··· Excerpted records
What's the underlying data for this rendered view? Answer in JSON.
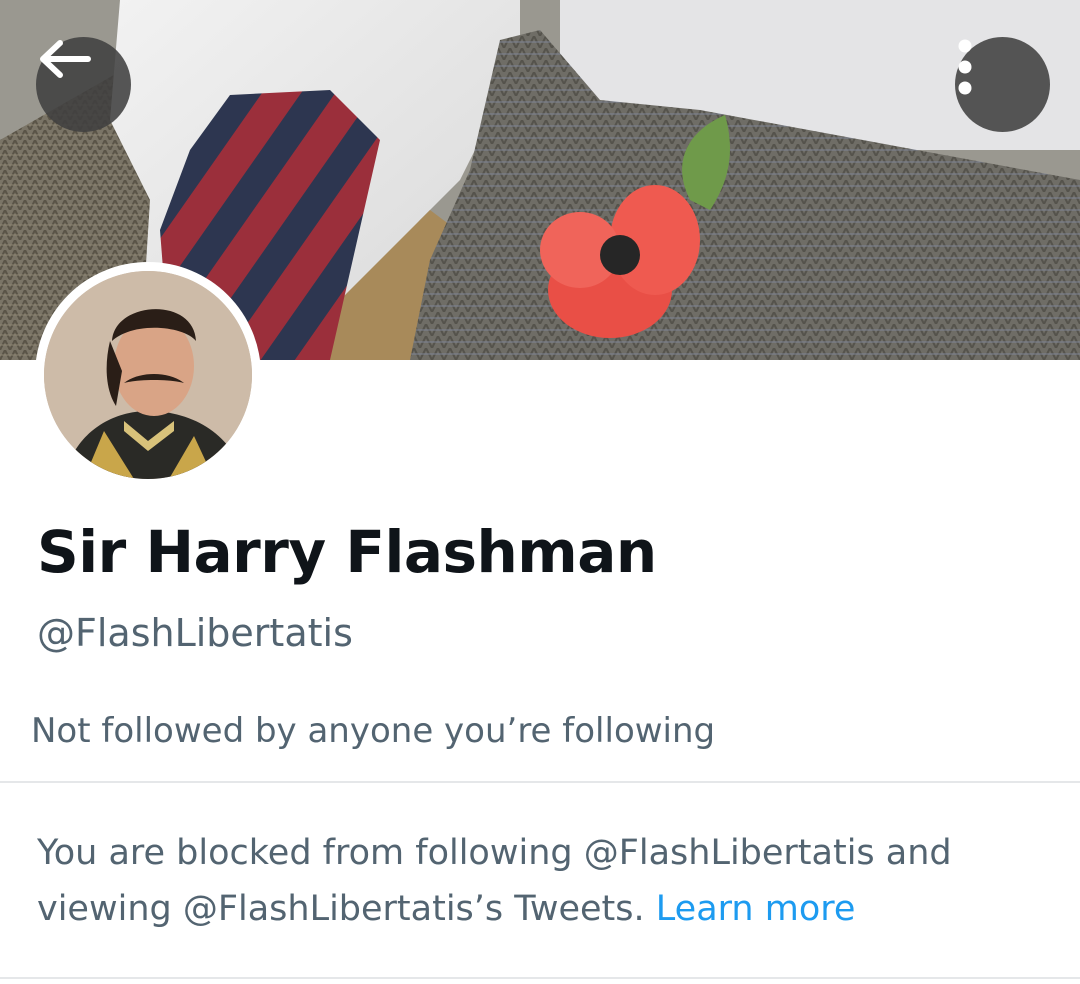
{
  "header": {
    "back_icon": "arrow-left-icon",
    "more_icon": "more-vertical-icon"
  },
  "profile": {
    "display_name": "Sir Harry Flashman",
    "handle": "@FlashLibertatis",
    "followers_context": "Not followed by anyone you’re following"
  },
  "block_notice": {
    "text": "You are blocked from following @FlashLibertatis and viewing @FlashLibertatis’s Tweets.",
    "link_label": "Learn more",
    "link_color": "#1d9bf0"
  },
  "colors": {
    "name": "#0f1419",
    "secondary_text": "#536471",
    "divider": "#e5e7e9"
  }
}
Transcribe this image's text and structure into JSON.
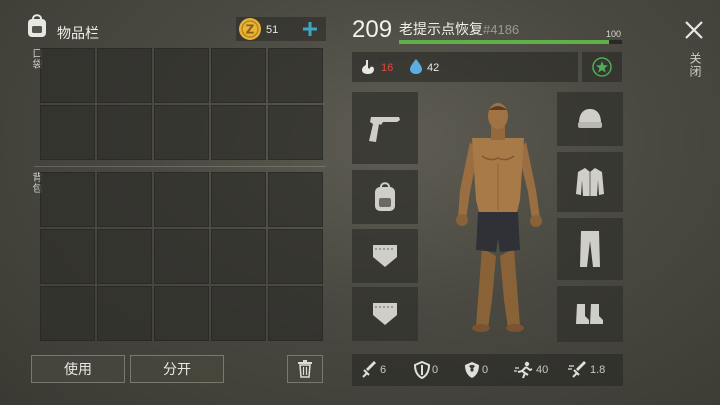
{
  "inventory": {
    "title": "物品栏",
    "coins": "51",
    "pocket_label": "口袋",
    "backpack_label": "背包",
    "use_label": "使用",
    "split_label": "分开"
  },
  "player": {
    "level": "209",
    "name": "老提示点恢复",
    "id": "#4186",
    "xp_max": "100",
    "xp_fraction": 0.94,
    "hunger": "16",
    "thirst": "42"
  },
  "stats": {
    "attack": "6",
    "armor": "0",
    "radiation": "0",
    "speed": "40",
    "attack_speed": "1.8"
  },
  "close_label": "关闭",
  "colors": {
    "xp_bar": "#5fb04a",
    "hunger_value": "#e04a3c",
    "thirst_icon": "#5aaee0",
    "add_button": "#3fa7c2",
    "coin": "#e8b43a"
  }
}
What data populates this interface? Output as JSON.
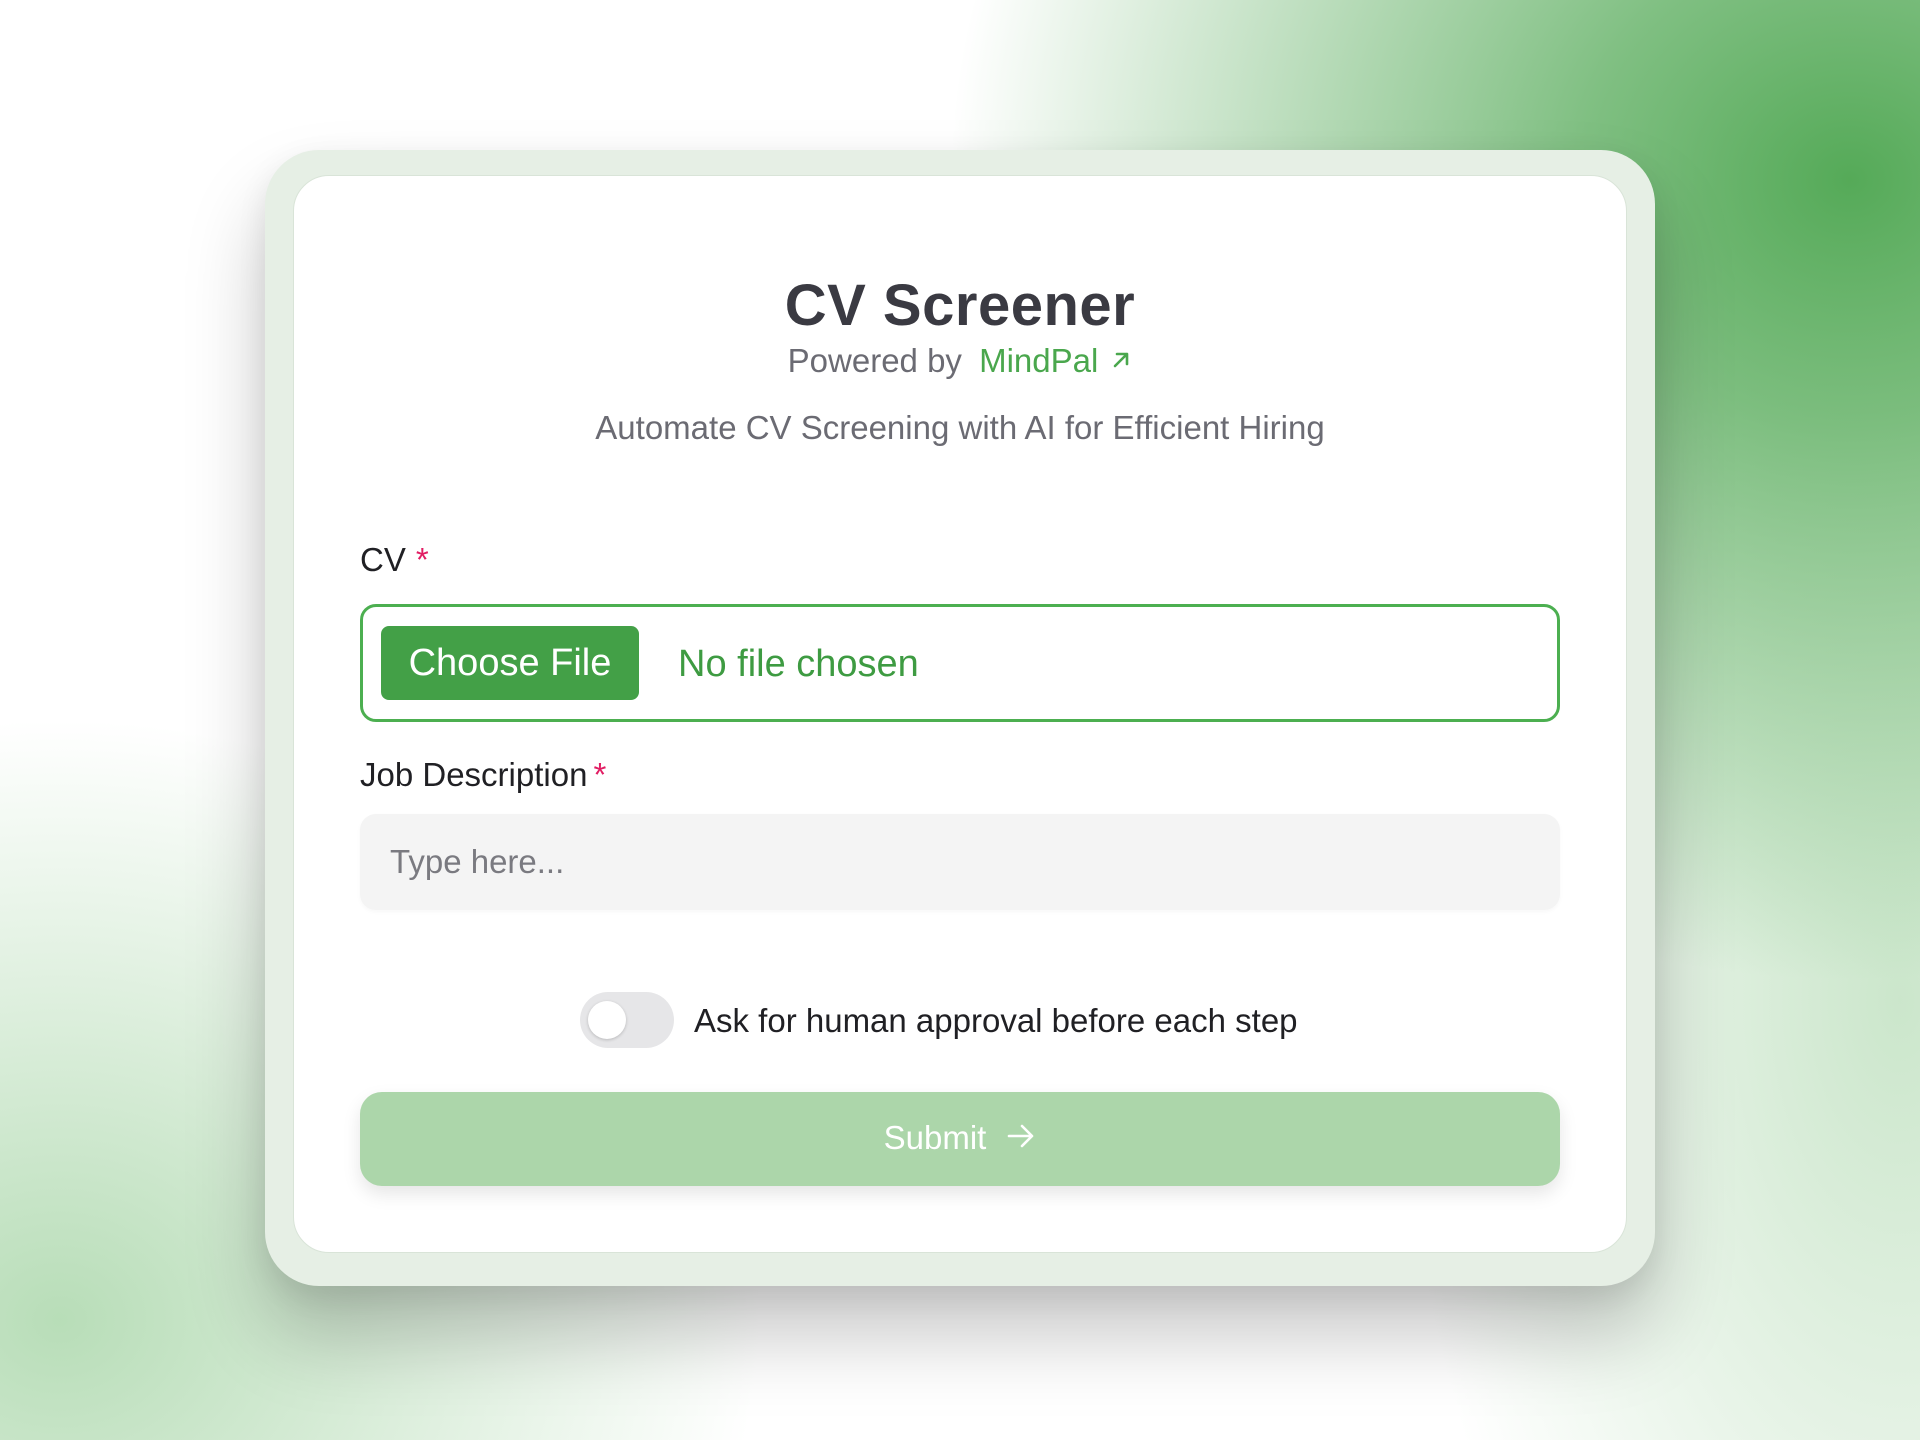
{
  "app": {
    "title": "CV Screener",
    "powered_by_prefix": "Powered by",
    "powered_by_link": "MindPal",
    "tagline": "Automate CV Screening with AI for Efficient Hiring"
  },
  "form": {
    "cv": {
      "label": "CV",
      "required_marker": "*",
      "button_label": "Choose File",
      "status": "No file chosen"
    },
    "job_description": {
      "label": "Job Description",
      "required_marker": "*",
      "placeholder": "Type here...",
      "value": ""
    },
    "approval_toggle": {
      "label": "Ask for human approval before each step",
      "checked": false
    },
    "submit_label": "Submit"
  },
  "icons": {
    "external_link": "arrow-up-right-icon",
    "submit": "arrow-right-icon"
  },
  "colors": {
    "brand_green": "#43a047",
    "link_green": "#4aa74d",
    "required": "#e11d63",
    "submit_disabled": "#acd6aa"
  }
}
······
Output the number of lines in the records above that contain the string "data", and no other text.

2